Musicians’ Network FAQ
In which geographic areas does Music For All Seasons work?
We present our programs throughout New Jersey, in the five boroughs of New York City, in Connecticut, the Greater Philadelphia area, and Los Angeles and Orange Counties of California.
What kinds of musicians perform for MFAS?
We hire professional musicians in a wide variety of categories – classical, popular, jazz, Broadway, ethnic music of all kinds – and all instruments and voices.
What's involved in a program and how long is an average MFAS program?
Each program involves considerable interaction with the audience. The nature of the interaction will vary depending upon the kind of audience – educational for young people, nostalgic and reminiscent for senior audiences, etc., Music For All Seasons will give you guidelines. Each program lasts from 50 – 60 minutes. In a few facilities, usually serving young children, two or more shorter programs may be substituted for the one longer program.
How many musicians perform at the average program?
The average is from one to three, although we use some quartets and, very occasionally, larger groups.
Do the musicians get paid for these programs?
All musicians are paid a professional fee for their services. Fees are negotiated on an individual basis.
How do I apply to work with the organization?
Send a resume, a recording of your performance, and, if possible, a list of upcoming locations where you will be performing live. Send all materials to:
Music For All Seasons, Inc.
336 Park Avenue, Suite 2R
Scotch Plains, New Jersey 07076-1100
Email applications are accepted. Contact email@example.com Please follow up with a phone to call make sure we have received your information. 908 322-6300
If I am accepted, will there be any training?
Yes. In initial meetings, we will discuss with you how to tailor your programs to the needs of specific audiences and will offer suggestions on the types of music and ways of presenting it that have proved the most successful. Usually a staff member from the organization will attend your first few programs and offer suggestions based upon his or her observations.
I'm a great musician, but I'm uncomfortable talking with the audience between numbers. Is this a requirement?
If you are performing alone, yes, this is a requirement. However, if you are part of a group and the other members of the group are willing to do the talking, your part can be kept to a minimum. You may well find that, after a few times, you will feel more comfortable about speaking to the audience.
What kinds of facilities will I be sent to? Do I have any say in where I will be asked to perform?
We try to send musicians to those kinds of facilities for which they are best suited. Working with young children in a hospital or shelter setting requires special skills, and some people have a natural affinity for it, so we will send them to facilities serving children. If you are a percussionist, it is unlikely that we would send you to the intensive care unit of a hospital.

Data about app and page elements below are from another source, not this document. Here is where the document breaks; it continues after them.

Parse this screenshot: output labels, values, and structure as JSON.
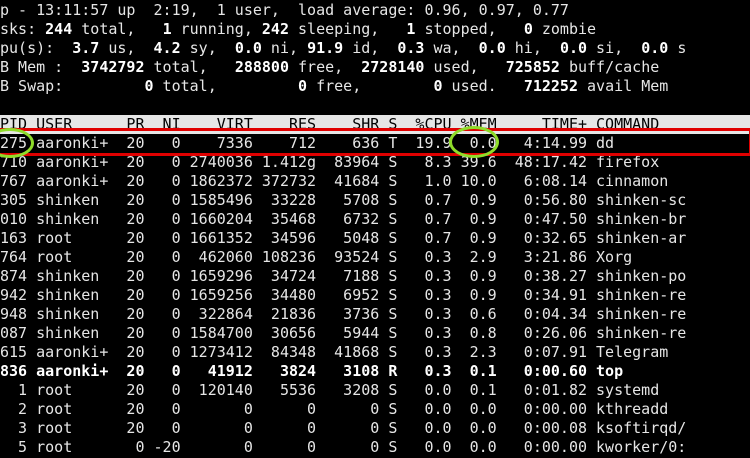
{
  "summary": {
    "uptime_line": "p - 13:11:57 up  2:19,  1 user,  load average: 0.96, 0.97, 0.77",
    "tasks": {
      "prefix": "sks: ",
      "total": "244",
      "t1": " total,   ",
      "running": "1",
      "t2": " running, ",
      "sleeping": "242",
      "t3": " sleeping,   ",
      "stopped": "1",
      "t4": " stopped,   ",
      "zombie": "0",
      "t5": " zombie"
    },
    "cpu": {
      "prefix": "pu(s):  ",
      "us": "3.7",
      "t1": " us,  ",
      "sy": "4.2",
      "t2": " sy,  ",
      "ni": "0.0",
      "t3": " ni, ",
      "id": "91.9",
      "t4": " id,  ",
      "wa": "0.3",
      "t5": " wa,  ",
      "hi": "0.0",
      "t6": " hi,  ",
      "si": "0.0",
      "t7": " si,  ",
      "st": "0.0",
      "t8": " s"
    },
    "mem": {
      "prefix": "B Mem : ",
      "total": " 3742792",
      "t1": " total,   ",
      "free": "288800",
      "t2": " free,  ",
      "used": "2728140",
      "t3": " used,   ",
      "buff": "725852",
      "t4": " buff/cache"
    },
    "swap": {
      "prefix": "B Swap:       ",
      "total": "  0",
      "t1": " total,         ",
      "free": "0",
      "t2": " free,        ",
      "used": "0",
      "t3": " used.   ",
      "avail": "712252",
      "t4": " avail Mem"
    }
  },
  "columns_header": "PID USER      PR  NI    VIRT    RES    SHR S  %CPU %MEM     TIME+ COMMAND",
  "processes": [
    {
      "text": "275 aaronki+  20   0    7336    712    636 T  19.9  0.0   4:14.99 dd",
      "bold": false
    },
    {
      "text": "710 aaronki+  20   0 2740036 1.412g  83964 S   8.3 39.6  48:17.42 firefox",
      "bold": false
    },
    {
      "text": "767 aaronki+  20   0 1862372 372732  41684 S   1.0 10.0   6:08.14 cinnamon",
      "bold": false
    },
    {
      "text": "305 shinken   20   0 1585496  33228   5708 S   0.7  0.9   0:56.80 shinken-sc",
      "bold": false
    },
    {
      "text": "010 shinken   20   0 1660204  35468   6732 S   0.7  0.9   0:47.50 shinken-br",
      "bold": false
    },
    {
      "text": "163 root      20   0 1661352  34596   5048 S   0.7  0.9   0:32.65 shinken-ar",
      "bold": false
    },
    {
      "text": "764 root      20   0  462060 108236  93524 S   0.3  2.9   3:21.86 Xorg",
      "bold": false
    },
    {
      "text": "874 shinken   20   0 1659296  34724   7188 S   0.3  0.9   0:38.27 shinken-po",
      "bold": false
    },
    {
      "text": "942 shinken   20   0 1659256  34480   6952 S   0.3  0.9   0:34.91 shinken-re",
      "bold": false
    },
    {
      "text": "948 shinken   20   0  322864  21836   3736 S   0.3  0.6   0:04.34 shinken-re",
      "bold": false
    },
    {
      "text": "087 shinken   20   0 1584700  30656   5944 S   0.3  0.8   0:26.06 shinken-re",
      "bold": false
    },
    {
      "text": "615 aaronki+  20   0 1273412  84348  41868 S   0.3  2.3   0:07.91 Telegram",
      "bold": false
    },
    {
      "text": "836 aaronki+  20   0   41912   3824   3108 R   0.3  0.1   0:00.60 top",
      "bold": true
    },
    {
      "text": "  1 root      20   0  120140   5536   3208 S   0.0  0.1   0:01.82 systemd",
      "bold": false
    },
    {
      "text": "  2 root      20   0       0      0      0 S   0.0  0.0   0:00.00 kthreadd",
      "bold": false
    },
    {
      "text": "  3 root      20   0       0      0      0 S   0.0  0.0   0:00.08 ksoftirqd/",
      "bold": false
    },
    {
      "text": "  5 root       0 -20       0      0      0 S   0.0  0.0   0:00.00 kworker/0:",
      "bold": false
    }
  ],
  "colors": {
    "background": "#000000",
    "text": "#e6e6e6",
    "highlight_box": "#e00000",
    "annotation_circle": "#8fdc2a"
  }
}
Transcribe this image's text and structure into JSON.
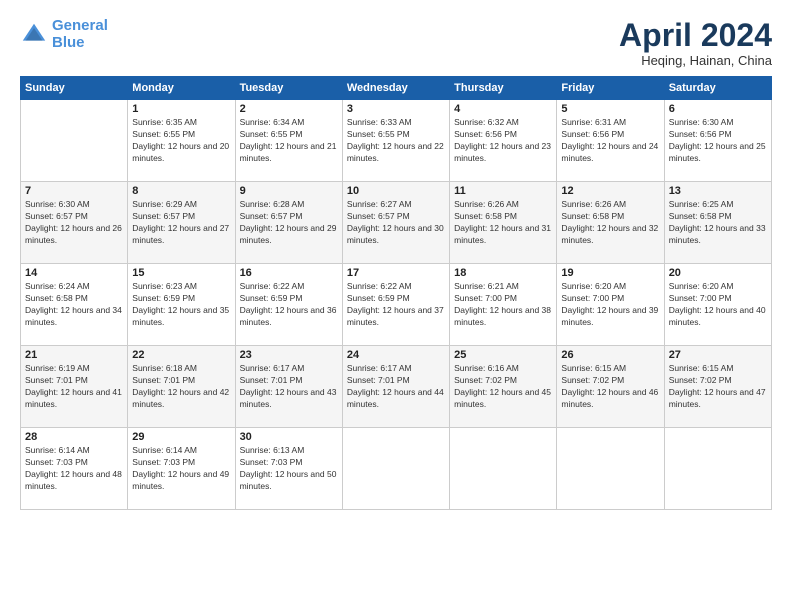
{
  "header": {
    "logo_general": "General",
    "logo_blue": "Blue",
    "title": "April 2024",
    "location": "Heqing, Hainan, China"
  },
  "weekdays": [
    "Sunday",
    "Monday",
    "Tuesday",
    "Wednesday",
    "Thursday",
    "Friday",
    "Saturday"
  ],
  "weeks": [
    [
      {
        "day": "",
        "sunrise": "",
        "sunset": "",
        "daylight": ""
      },
      {
        "day": "1",
        "sunrise": "Sunrise: 6:35 AM",
        "sunset": "Sunset: 6:55 PM",
        "daylight": "Daylight: 12 hours and 20 minutes."
      },
      {
        "day": "2",
        "sunrise": "Sunrise: 6:34 AM",
        "sunset": "Sunset: 6:55 PM",
        "daylight": "Daylight: 12 hours and 21 minutes."
      },
      {
        "day": "3",
        "sunrise": "Sunrise: 6:33 AM",
        "sunset": "Sunset: 6:55 PM",
        "daylight": "Daylight: 12 hours and 22 minutes."
      },
      {
        "day": "4",
        "sunrise": "Sunrise: 6:32 AM",
        "sunset": "Sunset: 6:56 PM",
        "daylight": "Daylight: 12 hours and 23 minutes."
      },
      {
        "day": "5",
        "sunrise": "Sunrise: 6:31 AM",
        "sunset": "Sunset: 6:56 PM",
        "daylight": "Daylight: 12 hours and 24 minutes."
      },
      {
        "day": "6",
        "sunrise": "Sunrise: 6:30 AM",
        "sunset": "Sunset: 6:56 PM",
        "daylight": "Daylight: 12 hours and 25 minutes."
      }
    ],
    [
      {
        "day": "7",
        "sunrise": "Sunrise: 6:30 AM",
        "sunset": "Sunset: 6:57 PM",
        "daylight": "Daylight: 12 hours and 26 minutes."
      },
      {
        "day": "8",
        "sunrise": "Sunrise: 6:29 AM",
        "sunset": "Sunset: 6:57 PM",
        "daylight": "Daylight: 12 hours and 27 minutes."
      },
      {
        "day": "9",
        "sunrise": "Sunrise: 6:28 AM",
        "sunset": "Sunset: 6:57 PM",
        "daylight": "Daylight: 12 hours and 29 minutes."
      },
      {
        "day": "10",
        "sunrise": "Sunrise: 6:27 AM",
        "sunset": "Sunset: 6:57 PM",
        "daylight": "Daylight: 12 hours and 30 minutes."
      },
      {
        "day": "11",
        "sunrise": "Sunrise: 6:26 AM",
        "sunset": "Sunset: 6:58 PM",
        "daylight": "Daylight: 12 hours and 31 minutes."
      },
      {
        "day": "12",
        "sunrise": "Sunrise: 6:26 AM",
        "sunset": "Sunset: 6:58 PM",
        "daylight": "Daylight: 12 hours and 32 minutes."
      },
      {
        "day": "13",
        "sunrise": "Sunrise: 6:25 AM",
        "sunset": "Sunset: 6:58 PM",
        "daylight": "Daylight: 12 hours and 33 minutes."
      }
    ],
    [
      {
        "day": "14",
        "sunrise": "Sunrise: 6:24 AM",
        "sunset": "Sunset: 6:58 PM",
        "daylight": "Daylight: 12 hours and 34 minutes."
      },
      {
        "day": "15",
        "sunrise": "Sunrise: 6:23 AM",
        "sunset": "Sunset: 6:59 PM",
        "daylight": "Daylight: 12 hours and 35 minutes."
      },
      {
        "day": "16",
        "sunrise": "Sunrise: 6:22 AM",
        "sunset": "Sunset: 6:59 PM",
        "daylight": "Daylight: 12 hours and 36 minutes."
      },
      {
        "day": "17",
        "sunrise": "Sunrise: 6:22 AM",
        "sunset": "Sunset: 6:59 PM",
        "daylight": "Daylight: 12 hours and 37 minutes."
      },
      {
        "day": "18",
        "sunrise": "Sunrise: 6:21 AM",
        "sunset": "Sunset: 7:00 PM",
        "daylight": "Daylight: 12 hours and 38 minutes."
      },
      {
        "day": "19",
        "sunrise": "Sunrise: 6:20 AM",
        "sunset": "Sunset: 7:00 PM",
        "daylight": "Daylight: 12 hours and 39 minutes."
      },
      {
        "day": "20",
        "sunrise": "Sunrise: 6:20 AM",
        "sunset": "Sunset: 7:00 PM",
        "daylight": "Daylight: 12 hours and 40 minutes."
      }
    ],
    [
      {
        "day": "21",
        "sunrise": "Sunrise: 6:19 AM",
        "sunset": "Sunset: 7:01 PM",
        "daylight": "Daylight: 12 hours and 41 minutes."
      },
      {
        "day": "22",
        "sunrise": "Sunrise: 6:18 AM",
        "sunset": "Sunset: 7:01 PM",
        "daylight": "Daylight: 12 hours and 42 minutes."
      },
      {
        "day": "23",
        "sunrise": "Sunrise: 6:17 AM",
        "sunset": "Sunset: 7:01 PM",
        "daylight": "Daylight: 12 hours and 43 minutes."
      },
      {
        "day": "24",
        "sunrise": "Sunrise: 6:17 AM",
        "sunset": "Sunset: 7:01 PM",
        "daylight": "Daylight: 12 hours and 44 minutes."
      },
      {
        "day": "25",
        "sunrise": "Sunrise: 6:16 AM",
        "sunset": "Sunset: 7:02 PM",
        "daylight": "Daylight: 12 hours and 45 minutes."
      },
      {
        "day": "26",
        "sunrise": "Sunrise: 6:15 AM",
        "sunset": "Sunset: 7:02 PM",
        "daylight": "Daylight: 12 hours and 46 minutes."
      },
      {
        "day": "27",
        "sunrise": "Sunrise: 6:15 AM",
        "sunset": "Sunset: 7:02 PM",
        "daylight": "Daylight: 12 hours and 47 minutes."
      }
    ],
    [
      {
        "day": "28",
        "sunrise": "Sunrise: 6:14 AM",
        "sunset": "Sunset: 7:03 PM",
        "daylight": "Daylight: 12 hours and 48 minutes."
      },
      {
        "day": "29",
        "sunrise": "Sunrise: 6:14 AM",
        "sunset": "Sunset: 7:03 PM",
        "daylight": "Daylight: 12 hours and 49 minutes."
      },
      {
        "day": "30",
        "sunrise": "Sunrise: 6:13 AM",
        "sunset": "Sunset: 7:03 PM",
        "daylight": "Daylight: 12 hours and 50 minutes."
      },
      {
        "day": "",
        "sunrise": "",
        "sunset": "",
        "daylight": ""
      },
      {
        "day": "",
        "sunrise": "",
        "sunset": "",
        "daylight": ""
      },
      {
        "day": "",
        "sunrise": "",
        "sunset": "",
        "daylight": ""
      },
      {
        "day": "",
        "sunrise": "",
        "sunset": "",
        "daylight": ""
      }
    ]
  ]
}
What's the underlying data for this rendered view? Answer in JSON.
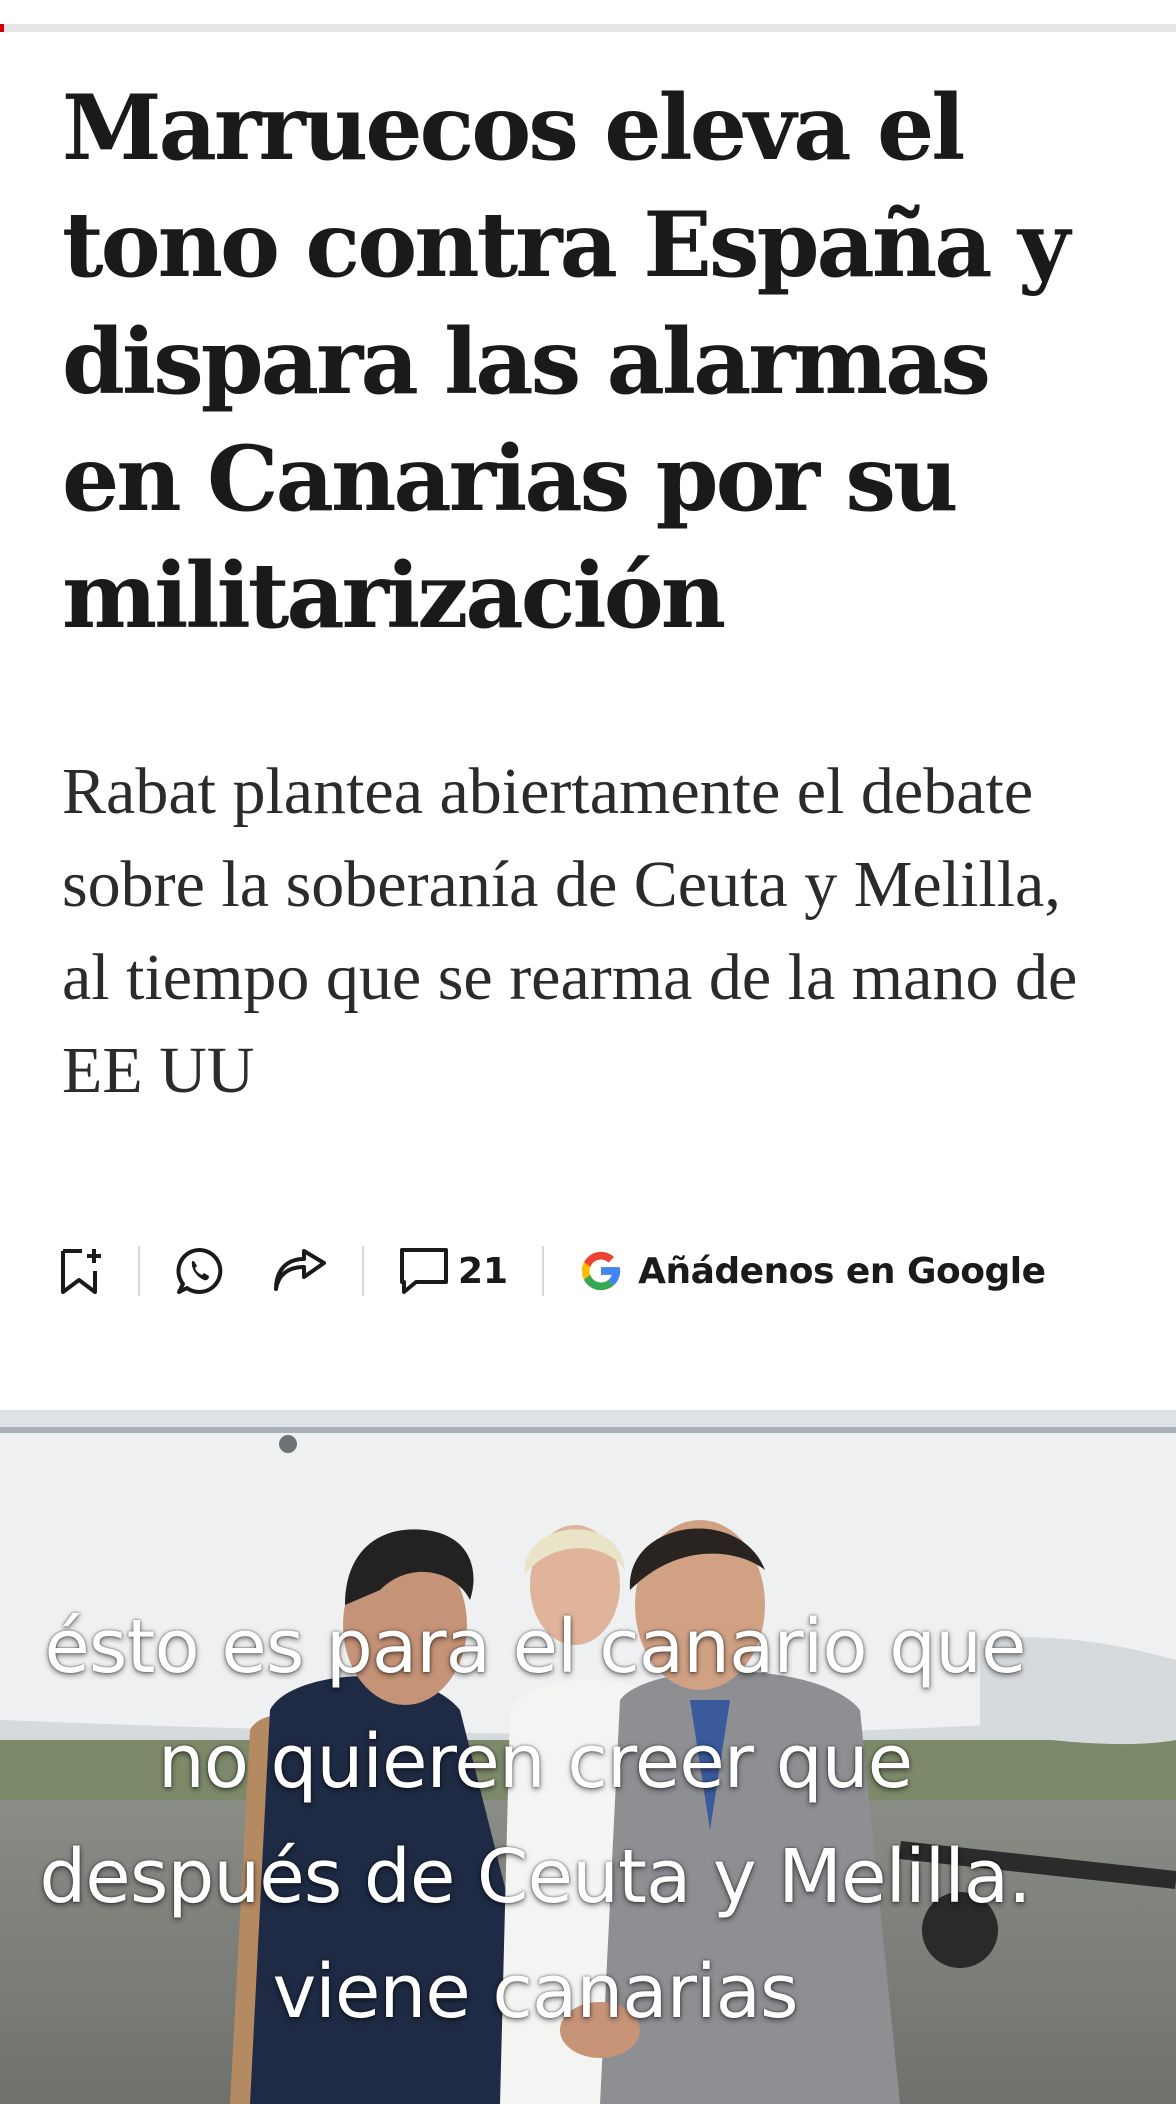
{
  "progress": {
    "fraction": 0.003
  },
  "article": {
    "headline": "Marruecos eleva el tono contra España y dispara las alarmas en Canarias por su militarización",
    "subtitle": "Rabat plantea abiertamente el debate sobre la soberanía de Ceuta y Melilla, al tiempo que se rearma de la mano de EE UU"
  },
  "actions": {
    "bookmark_icon": "bookmark-add-icon",
    "whatsapp_icon": "whatsapp-icon",
    "share_icon": "share-arrow-icon",
    "comment_icon": "comment-icon",
    "comments_count": "21",
    "google_icon": "google-g-icon",
    "google_label": "Añádenos en Google"
  },
  "video_caption": {
    "lines": [
      "ésto es para el canario que",
      "no quieren creer que",
      "después de Ceuta y Melilla.",
      "viene canarias"
    ]
  },
  "colors": {
    "accent": "#cc0000",
    "text": "#1a1a1a",
    "google_blue": "#4285F4",
    "google_red": "#EA4335",
    "google_yellow": "#FBBC05",
    "google_green": "#34A853"
  }
}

Many of our musicians have been uncomfortable with the idea of working in a prison; however, we have encouraged them to try and always with very positive results. Prison audiences are some of our most appreciative and successful.
How far in advance will I be booked?
Programs are generally booked three to six weeks in advance and, providing we know your schedule, can be built around your other professional activities. Occasionally you will be called at the last moment to fill in for a cancellation. Directions, contact names, and other details will be sent to you in plenty of time before each program.
Is there an opportunity for me to meet and talk with other musicians who work for MFAS to exchange ideas and experiences?
Yes, through the Musicians’ Network on musicforallseasons.org.
How have other musicians described their experience of working with under-served audiences?
Several of our musicians have described their work with us as the most important and satisfying work they do. For many musicians, MFAS programs provide opportunities for growth and awareness of the needs of special audiences. These programs also offer opportunities to become more comfortable in dealing with people who have various disabilities. Click here to see some of our musicians’ experiences in their own words.
What if I want to work with the Voices of Valor program?
Please contact us to discuss. Our Voices of Valor musician/facilitators need to be good teachers. We have two leaders for each VOV session—one specializes in lyric writing and the other in music composition. There’s a fair amount of overlapping in these areas, and one of the leaders needs to be proficient in technology, and able to lay down tracks and assist in the recording studio. If you are a strong lyricist (able to guide inexperienced writers) or a composer, have a good sense of fun, and can be extremely supportive of veterans who have little or no musical experience, you may be a good candidate to lead a Voices of Valor session. You would need to commit to eight consecutive meetings with the veteran groups, including a recording session, followed by a CD release party.